Please return each entry that follows exactly as written, and keep the pictures out.

(Material to process)

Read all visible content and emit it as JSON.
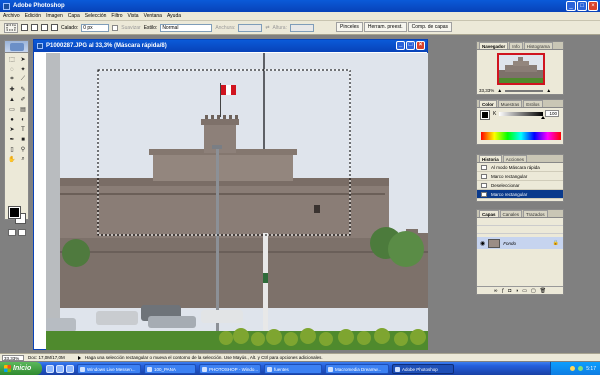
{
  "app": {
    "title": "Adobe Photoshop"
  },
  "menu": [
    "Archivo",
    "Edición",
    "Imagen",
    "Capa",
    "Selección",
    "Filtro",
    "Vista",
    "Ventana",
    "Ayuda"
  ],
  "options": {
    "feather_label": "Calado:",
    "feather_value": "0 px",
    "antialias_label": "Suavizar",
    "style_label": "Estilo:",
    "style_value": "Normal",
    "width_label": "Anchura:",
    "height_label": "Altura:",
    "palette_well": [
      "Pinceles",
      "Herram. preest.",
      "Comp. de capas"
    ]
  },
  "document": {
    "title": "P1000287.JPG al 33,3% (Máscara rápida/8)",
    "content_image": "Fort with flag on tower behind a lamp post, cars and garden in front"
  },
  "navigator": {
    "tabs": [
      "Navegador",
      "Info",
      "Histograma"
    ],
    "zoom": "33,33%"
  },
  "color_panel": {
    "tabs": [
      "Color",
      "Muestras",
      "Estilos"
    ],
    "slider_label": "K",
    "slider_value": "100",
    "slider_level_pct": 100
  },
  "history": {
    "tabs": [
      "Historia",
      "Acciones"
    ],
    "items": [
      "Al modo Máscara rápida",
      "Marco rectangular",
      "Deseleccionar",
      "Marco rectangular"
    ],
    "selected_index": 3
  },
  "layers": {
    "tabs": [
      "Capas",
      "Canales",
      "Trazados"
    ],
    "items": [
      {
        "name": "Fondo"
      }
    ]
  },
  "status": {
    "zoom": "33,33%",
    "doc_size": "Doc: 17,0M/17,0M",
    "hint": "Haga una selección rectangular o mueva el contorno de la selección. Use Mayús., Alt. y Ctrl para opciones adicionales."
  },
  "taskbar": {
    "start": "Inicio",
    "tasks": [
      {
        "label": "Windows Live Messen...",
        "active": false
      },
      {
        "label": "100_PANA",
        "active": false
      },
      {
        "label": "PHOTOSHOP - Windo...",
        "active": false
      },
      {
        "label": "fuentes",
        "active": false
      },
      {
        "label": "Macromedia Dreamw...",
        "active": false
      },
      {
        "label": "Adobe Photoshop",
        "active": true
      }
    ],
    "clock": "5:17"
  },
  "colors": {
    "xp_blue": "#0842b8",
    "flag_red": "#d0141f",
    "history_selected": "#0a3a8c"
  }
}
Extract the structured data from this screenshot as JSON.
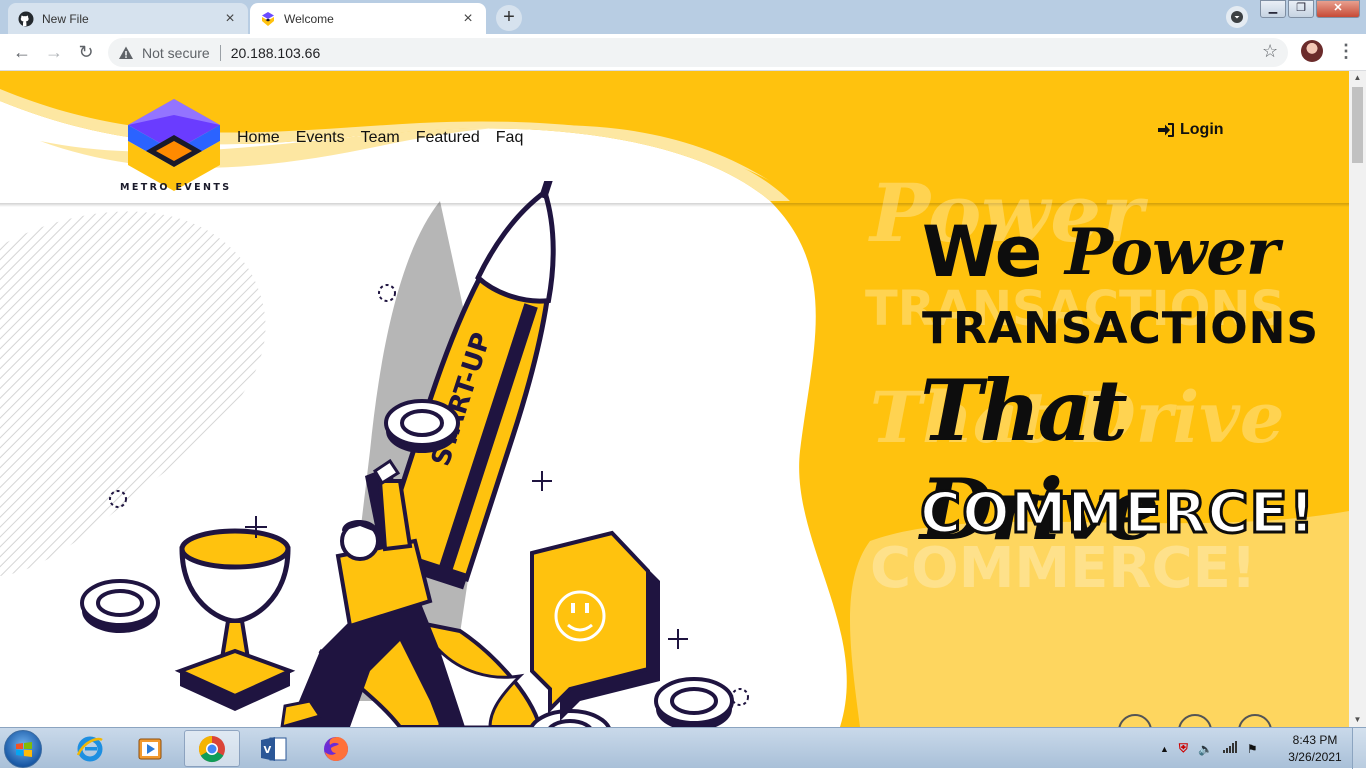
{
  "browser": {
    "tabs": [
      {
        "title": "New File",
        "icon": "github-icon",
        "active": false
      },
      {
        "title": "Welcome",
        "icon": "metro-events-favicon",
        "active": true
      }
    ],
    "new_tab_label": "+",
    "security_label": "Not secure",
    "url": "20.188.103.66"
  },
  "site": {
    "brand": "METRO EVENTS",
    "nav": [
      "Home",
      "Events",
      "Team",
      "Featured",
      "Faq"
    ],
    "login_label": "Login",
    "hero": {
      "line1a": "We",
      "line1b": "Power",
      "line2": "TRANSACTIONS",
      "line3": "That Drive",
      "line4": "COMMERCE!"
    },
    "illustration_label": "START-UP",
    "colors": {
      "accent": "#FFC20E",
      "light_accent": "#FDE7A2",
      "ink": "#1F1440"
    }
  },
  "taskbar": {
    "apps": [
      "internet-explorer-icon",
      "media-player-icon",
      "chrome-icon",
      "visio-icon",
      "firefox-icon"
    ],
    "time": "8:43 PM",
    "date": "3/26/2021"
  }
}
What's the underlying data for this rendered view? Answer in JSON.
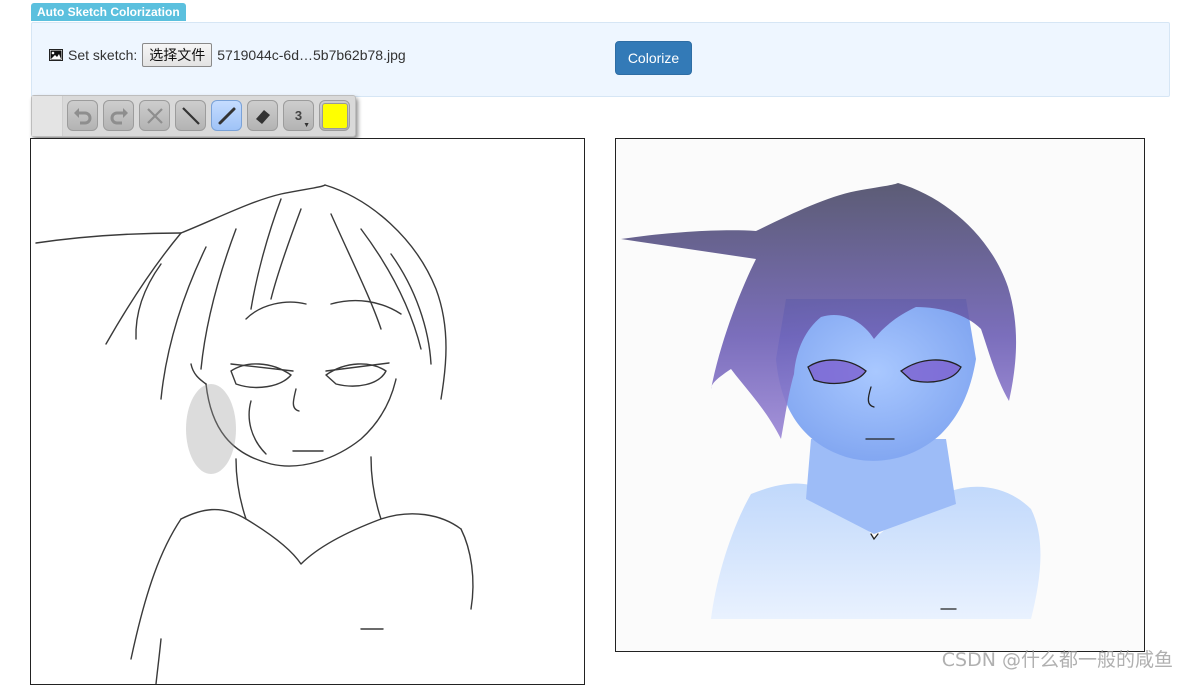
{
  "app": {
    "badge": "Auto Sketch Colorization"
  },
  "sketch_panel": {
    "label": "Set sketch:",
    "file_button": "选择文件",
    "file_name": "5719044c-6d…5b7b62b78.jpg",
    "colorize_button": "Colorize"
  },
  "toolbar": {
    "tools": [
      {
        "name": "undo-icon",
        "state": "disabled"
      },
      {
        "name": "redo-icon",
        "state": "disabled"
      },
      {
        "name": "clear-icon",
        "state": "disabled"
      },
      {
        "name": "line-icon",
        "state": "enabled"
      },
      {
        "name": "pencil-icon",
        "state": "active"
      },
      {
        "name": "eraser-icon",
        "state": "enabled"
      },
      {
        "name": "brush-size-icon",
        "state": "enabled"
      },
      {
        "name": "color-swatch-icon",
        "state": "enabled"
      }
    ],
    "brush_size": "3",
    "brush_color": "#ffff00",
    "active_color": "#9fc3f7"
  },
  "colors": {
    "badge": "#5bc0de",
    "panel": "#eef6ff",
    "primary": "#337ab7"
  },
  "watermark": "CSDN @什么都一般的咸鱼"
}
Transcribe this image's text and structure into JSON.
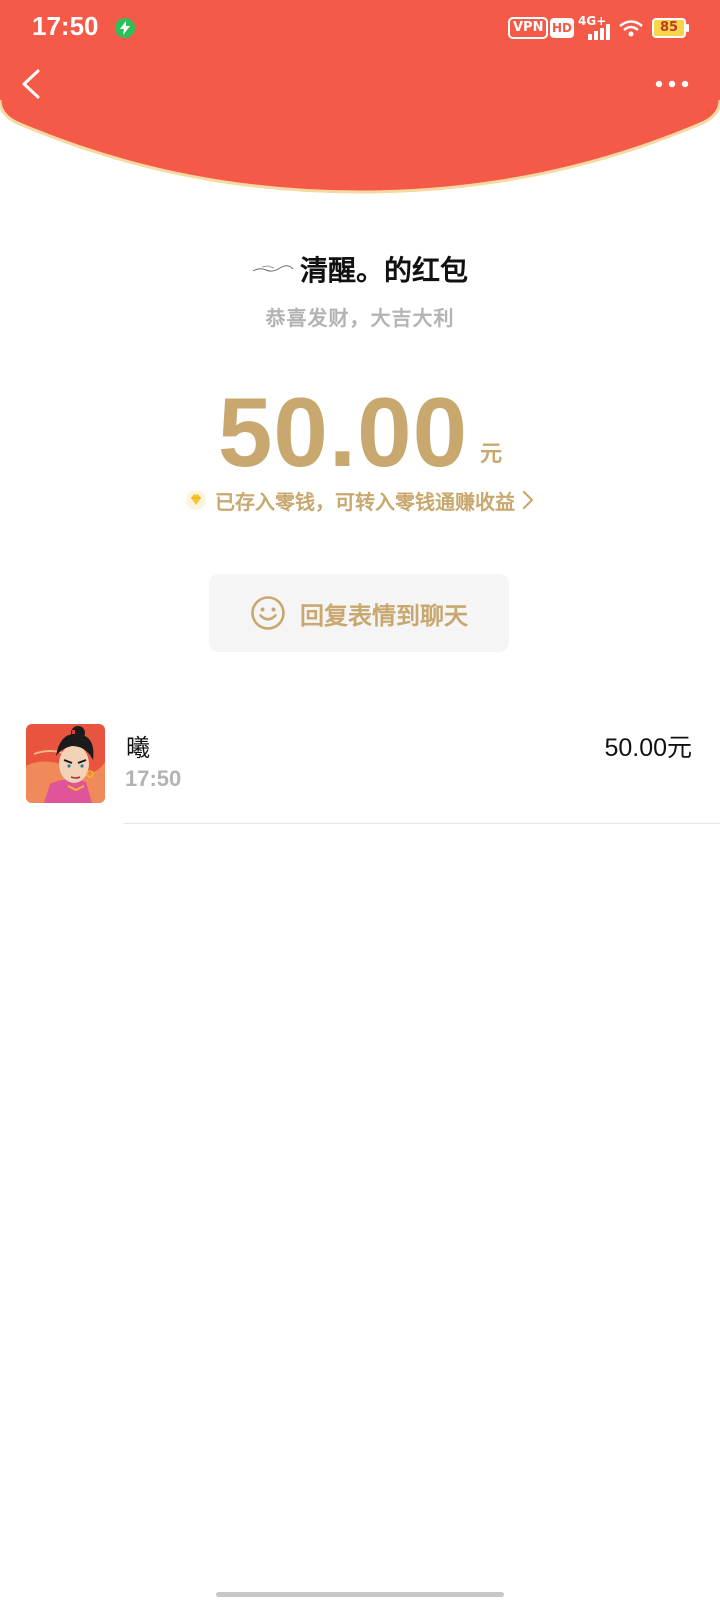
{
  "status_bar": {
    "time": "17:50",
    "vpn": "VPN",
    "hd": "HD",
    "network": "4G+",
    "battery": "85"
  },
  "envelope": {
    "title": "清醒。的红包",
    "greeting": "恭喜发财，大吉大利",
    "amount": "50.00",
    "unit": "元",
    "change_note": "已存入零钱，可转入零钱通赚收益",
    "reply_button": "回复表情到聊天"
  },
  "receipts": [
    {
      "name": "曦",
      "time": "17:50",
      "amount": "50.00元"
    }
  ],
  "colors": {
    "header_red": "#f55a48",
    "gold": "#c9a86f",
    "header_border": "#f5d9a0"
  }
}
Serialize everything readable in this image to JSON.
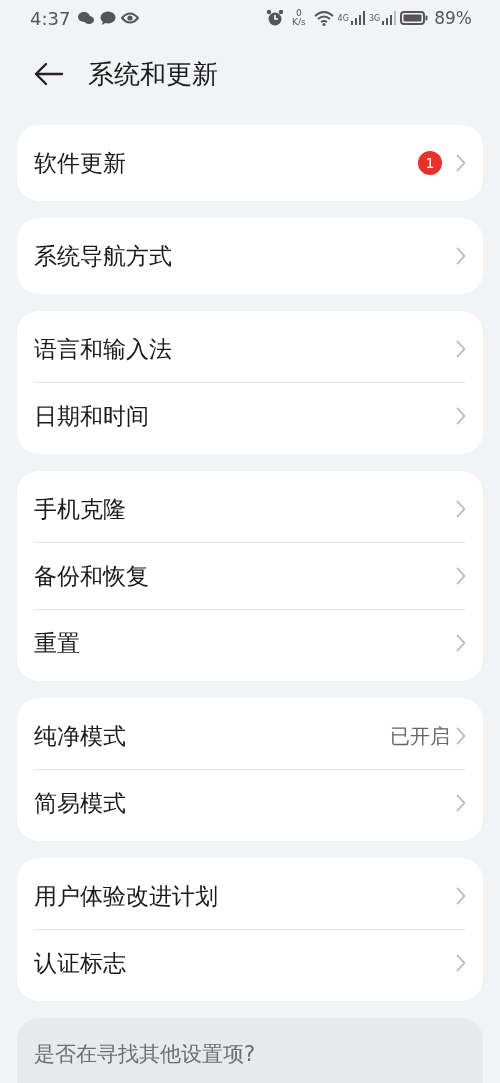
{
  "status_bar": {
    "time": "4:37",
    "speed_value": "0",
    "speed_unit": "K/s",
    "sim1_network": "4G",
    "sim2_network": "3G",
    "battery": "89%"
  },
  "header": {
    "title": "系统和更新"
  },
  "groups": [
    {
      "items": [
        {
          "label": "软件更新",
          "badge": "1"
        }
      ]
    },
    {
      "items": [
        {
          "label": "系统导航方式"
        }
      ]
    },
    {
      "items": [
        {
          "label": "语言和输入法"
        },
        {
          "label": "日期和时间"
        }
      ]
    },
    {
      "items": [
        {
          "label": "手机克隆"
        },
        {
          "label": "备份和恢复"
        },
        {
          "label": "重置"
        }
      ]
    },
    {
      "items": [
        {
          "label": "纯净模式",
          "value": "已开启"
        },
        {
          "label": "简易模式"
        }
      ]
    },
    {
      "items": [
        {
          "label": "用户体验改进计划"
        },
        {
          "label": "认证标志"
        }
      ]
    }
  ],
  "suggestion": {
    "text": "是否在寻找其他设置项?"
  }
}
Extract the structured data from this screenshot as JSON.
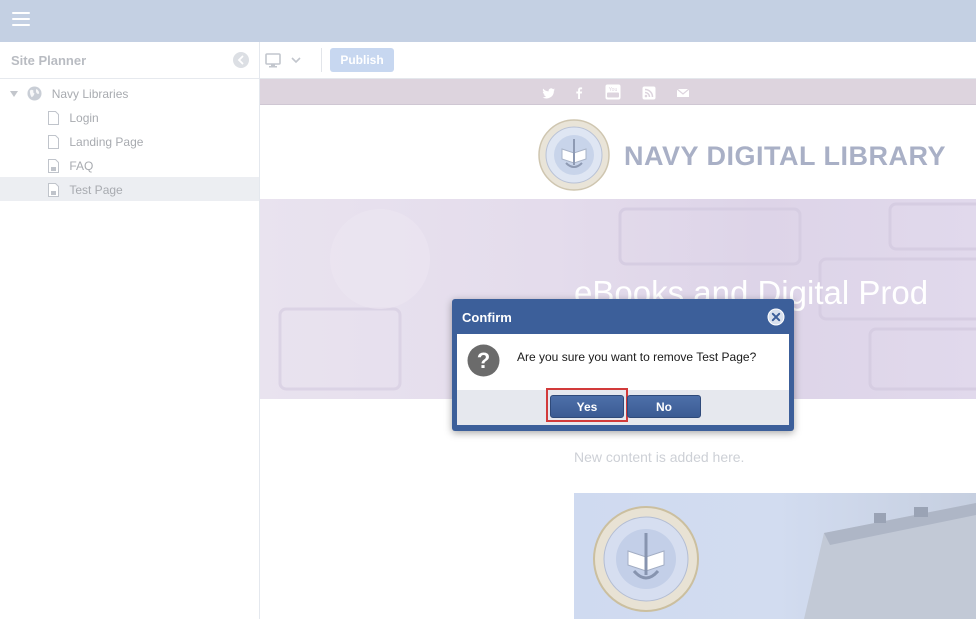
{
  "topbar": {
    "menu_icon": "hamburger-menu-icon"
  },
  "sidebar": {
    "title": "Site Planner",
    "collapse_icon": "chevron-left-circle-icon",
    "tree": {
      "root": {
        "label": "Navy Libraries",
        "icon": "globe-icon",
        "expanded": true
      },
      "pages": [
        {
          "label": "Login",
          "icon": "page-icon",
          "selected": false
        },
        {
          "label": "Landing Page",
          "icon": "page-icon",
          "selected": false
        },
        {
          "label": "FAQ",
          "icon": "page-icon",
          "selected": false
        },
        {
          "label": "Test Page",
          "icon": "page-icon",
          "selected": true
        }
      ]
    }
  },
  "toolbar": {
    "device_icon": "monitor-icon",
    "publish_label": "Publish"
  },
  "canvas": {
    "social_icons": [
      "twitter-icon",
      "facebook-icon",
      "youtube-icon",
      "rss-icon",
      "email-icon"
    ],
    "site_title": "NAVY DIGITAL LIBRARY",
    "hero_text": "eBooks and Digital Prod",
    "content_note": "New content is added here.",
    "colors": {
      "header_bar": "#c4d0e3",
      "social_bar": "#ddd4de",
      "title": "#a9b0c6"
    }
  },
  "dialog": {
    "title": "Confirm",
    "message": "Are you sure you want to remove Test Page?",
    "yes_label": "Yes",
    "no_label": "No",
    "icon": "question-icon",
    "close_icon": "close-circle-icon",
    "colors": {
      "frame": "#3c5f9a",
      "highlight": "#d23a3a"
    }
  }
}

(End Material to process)

• [Exercise solution]:
Read all visible content and emit it as JSON.
{
  "app": {
    "title": "Adobe Photoshop"
  },
  "menu": [
    "Archivo",
    "Edición",
    "Imagen",
    "Capa",
    "Selección",
    "Filtro",
    "Vista",
    "Ventana",
    "Ayuda"
  ],
  "options": {
    "feather_label": "Calado:",
    "feather_value": "0 px",
    "antialias_label": "Suavizar",
    "style_label": "Estilo:",
    "style_value": "Normal",
    "width_label": "Anchura:",
    "height_label": "Altura:",
    "palette_well": [
      "Pinceles",
      "Herram. preest.",
      "Comp. de capas"
    ]
  },
  "document": {
    "title": "P1000287.JPG al 33,3% (Máscara rápida/8)",
    "content_image": "Fort with flag on tower behind a lamp post, cars and garden in front"
  },
  "navigator": {
    "tabs": [
      "Navegador",
      "Info",
      "Histograma"
    ],
    "zoom": "33,33%"
  },
  "color_panel": {
    "tabs": [
      "Color",
      "Muestras",
      "Estilos"
    ],
    "slider_label": "K",
    "slider_value": "100",
    "slider_level_pct": 100
  },
  "history": {
    "tabs": [
      "Historia",
      "Acciones"
    ],
    "items": [
      "Al modo Máscara rápida",
      "Marco rectangular",
      "Deseleccionar",
      "Marco rectangular"
    ],
    "selected_index": 3
  },
  "layers": {
    "tabs": [
      "Capas",
      "Canales",
      "Trazados"
    ],
    "items": [
      {
        "name": "Fondo"
      }
    ]
  },
  "status": {
    "zoom": "33,33%",
    "doc_size": "Doc: 17,0M/17,0M",
    "hint": "Haga una selección rectangular o mueva el contorno de la selección. Use Mayús., Alt. y Ctrl para opciones adicionales."
  },
  "taskbar": {
    "start": "Inicio",
    "tasks": [
      {
        "label": "Windows Live Messen...",
        "active": false
      },
      {
        "label": "100_PANA",
        "active": false
      },
      {
        "label": "PHOTOSHOP - Windo...",
        "active": false
      },
      {
        "label": "fuentes",
        "active": false
      },
      {
        "label": "Macromedia Dreamw...",
        "active": false
      },
      {
        "label": "Adobe Photoshop",
        "active": true
      }
    ],
    "clock": "5:17"
  },
  "colors": {
    "xp_blue": "#0842b8",
    "flag_red": "#d0141f",
    "history_selected": "#0a3a8c"
  }
}
Extract the structured data from this screenshot as JSON.
{
  "browser": {
    "tabs": [
      {
        "title": "New File",
        "icon": "github-icon",
        "active": false
      },
      {
        "title": "Welcome",
        "icon": "metro-events-favicon",
        "active": true
      }
    ],
    "new_tab_label": "+",
    "security_label": "Not secure",
    "url": "20.188.103.66"
  },
  "site": {
    "brand": "METRO EVENTS",
    "nav": [
      "Home",
      "Events",
      "Team",
      "Featured",
      "Faq"
    ],
    "login_label": "Login",
    "hero": {
      "line1a": "We",
      "line1b": "Power",
      "line2": "TRANSACTIONS",
      "line3": "That Drive",
      "line4": "COMMERCE!"
    },
    "illustration_label": "START-UP",
    "colors": {
      "accent": "#FFC20E",
      "light_accent": "#FDE7A2",
      "ink": "#1F1440"
    }
  },
  "taskbar": {
    "apps": [
      "internet-explorer-icon",
      "media-player-icon",
      "chrome-icon",
      "visio-icon",
      "firefox-icon"
    ],
    "time": "8:43 PM",
    "date": "3/26/2021"
  }
}
What's the underlying data for this rendered view? Answer in JSON.
{
  "app": {
    "badge": "Auto Sketch Colorization"
  },
  "sketch_panel": {
    "label": "Set sketch:",
    "file_button": "选择文件",
    "file_name": "5719044c-6d…5b7b62b78.jpg",
    "colorize_button": "Colorize"
  },
  "toolbar": {
    "tools": [
      {
        "name": "undo-icon",
        "state": "disabled"
      },
      {
        "name": "redo-icon",
        "state": "disabled"
      },
      {
        "name": "clear-icon",
        "state": "disabled"
      },
      {
        "name": "line-icon",
        "state": "enabled"
      },
      {
        "name": "pencil-icon",
        "state": "active"
      },
      {
        "name": "eraser-icon",
        "state": "enabled"
      },
      {
        "name": "brush-size-icon",
        "state": "enabled"
      },
      {
        "name": "color-swatch-icon",
        "state": "enabled"
      }
    ],
    "brush_size": "3",
    "brush_color": "#ffff00",
    "active_color": "#9fc3f7"
  },
  "colors": {
    "badge": "#5bc0de",
    "panel": "#eef6ff",
    "primary": "#337ab7"
  },
  "watermark": "CSDN @什么都一般的咸鱼"
}
Transcribe this image's text and structure into JSON.
{
  "status_bar": {
    "time": "17:50",
    "vpn": "VPN",
    "hd": "HD",
    "network": "4G+",
    "battery": "85"
  },
  "envelope": {
    "title": "清醒。的红包",
    "greeting": "恭喜发财，大吉大利",
    "amount": "50.00",
    "unit": "元",
    "change_note": "已存入零钱，可转入零钱通赚收益",
    "reply_button": "回复表情到聊天"
  },
  "receipts": [
    {
      "name": "曦",
      "time": "17:50",
      "amount": "50.00元"
    }
  ],
  "colors": {
    "header_red": "#f55a48",
    "gold": "#c9a86f",
    "header_border": "#f5d9a0"
  }
}
Serialize everything readable in this image to JSON.
{
  "status_bar": {
    "time": "4:37",
    "speed_value": "0",
    "speed_unit": "K/s",
    "sim1_network": "4G",
    "sim2_network": "3G",
    "battery": "89%"
  },
  "header": {
    "title": "系统和更新"
  },
  "groups": [
    {
      "items": [
        {
          "label": "软件更新",
          "badge": "1"
        }
      ]
    },
    {
      "items": [
        {
          "label": "系统导航方式"
        }
      ]
    },
    {
      "items": [
        {
          "label": "语言和输入法"
        },
        {
          "label": "日期和时间"
        }
      ]
    },
    {
      "items": [
        {
          "label": "手机克隆"
        },
        {
          "label": "备份和恢复"
        },
        {
          "label": "重置"
        }
      ]
    },
    {
      "items": [
        {
          "label": "纯净模式",
          "value": "已开启"
        },
        {
          "label": "简易模式"
        }
      ]
    },
    {
      "items": [
        {
          "label": "用户体验改进计划"
        },
        {
          "label": "认证标志"
        }
      ]
    }
  ],
  "suggestion": {
    "text": "是否在寻找其他设置项?"
  }
}
Extract the structured data from this screenshot as JSON.
{
  "topbar": {
    "menu_icon": "hamburger-menu-icon"
  },
  "sidebar": {
    "title": "Site Planner",
    "collapse_icon": "chevron-left-circle-icon",
    "tree": {
      "root": {
        "label": "Navy Libraries",
        "icon": "globe-icon",
        "expanded": true
      },
      "pages": [
        {
          "label": "Login",
          "icon": "page-icon",
          "selected": false
        },
        {
          "label": "Landing Page",
          "icon": "page-icon",
          "selected": false
        },
        {
          "label": "FAQ",
          "icon": "page-icon",
          "selected": false
        },
        {
          "label": "Test Page",
          "icon": "page-icon",
          "selected": true
        }
      ]
    }
  },
  "toolbar": {
    "device_icon": "monitor-icon",
    "publish_label": "Publish"
  },
  "canvas": {
    "social_icons": [
      "twitter-icon",
      "facebook-icon",
      "youtube-icon",
      "rss-icon",
      "email-icon"
    ],
    "site_title": "NAVY DIGITAL LIBRARY",
    "hero_text": "eBooks and Digital Prod",
    "content_note": "New content is added here.",
    "colors": {
      "header_bar": "#c4d0e3",
      "social_bar": "#ddd4de",
      "title": "#a9b0c6"
    }
  },
  "dialog": {
    "title": "Confirm",
    "message": "Are you sure you want to remove Test Page?",
    "yes_label": "Yes",
    "no_label": "No",
    "icon": "question-icon",
    "close_icon": "close-circle-icon",
    "colors": {
      "frame": "#3c5f9a",
      "highlight": "#d23a3a"
    }
  }
}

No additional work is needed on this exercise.